--- INFORMATION SHOWN Enclosed Below ---
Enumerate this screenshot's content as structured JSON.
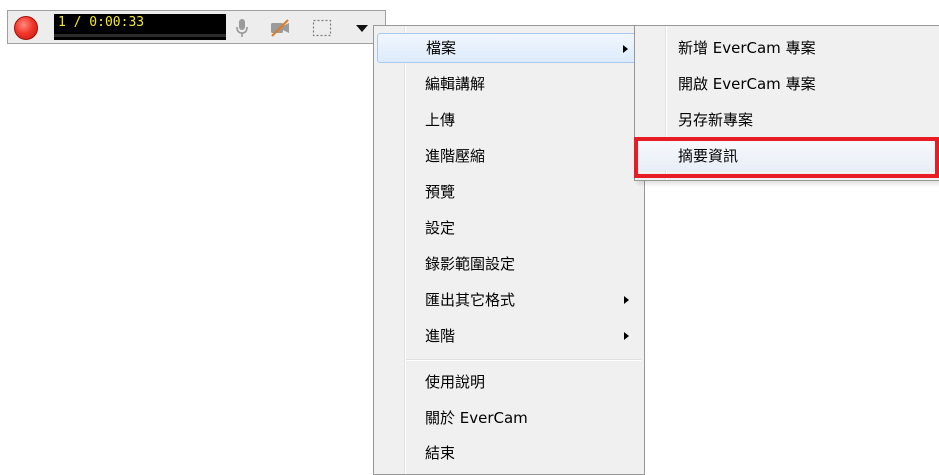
{
  "toolbar": {
    "timer": "1 / 0:00:33",
    "icons": {
      "record": "record-button",
      "mic": "microphone-icon",
      "camera": "camera-off-icon",
      "region": "region-select-icon",
      "menu": "dropdown-arrow-icon"
    },
    "colors": {
      "record": "#f2382c",
      "timer_text": "#f3ea21",
      "timer_bg": "#000000"
    }
  },
  "main_menu": {
    "items": [
      {
        "label": "檔案",
        "has_submenu": true
      },
      {
        "label": "編輯講解"
      },
      {
        "label": "上傳"
      },
      {
        "label": "進階壓縮"
      },
      {
        "label": "預覽"
      },
      {
        "label": "設定"
      },
      {
        "label": "錄影範圍設定"
      },
      {
        "label": "匯出其它格式",
        "has_submenu": true
      },
      {
        "label": "進階",
        "has_submenu": true
      },
      {
        "label": "使用說明"
      },
      {
        "label": "關於 EverCam"
      },
      {
        "label": "結束"
      }
    ]
  },
  "file_submenu": {
    "items": [
      {
        "label": "新增 EverCam 專案"
      },
      {
        "label": "開啟 EverCam 專案"
      },
      {
        "label": "另存新專案"
      },
      {
        "label": "摘要資訊"
      }
    ]
  },
  "highlight_color": "#e81c24"
}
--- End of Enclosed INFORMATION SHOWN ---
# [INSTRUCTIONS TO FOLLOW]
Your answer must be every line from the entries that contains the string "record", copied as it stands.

# [TASK RESULT]
      "record": "record-button",
      "record": "#f2382c",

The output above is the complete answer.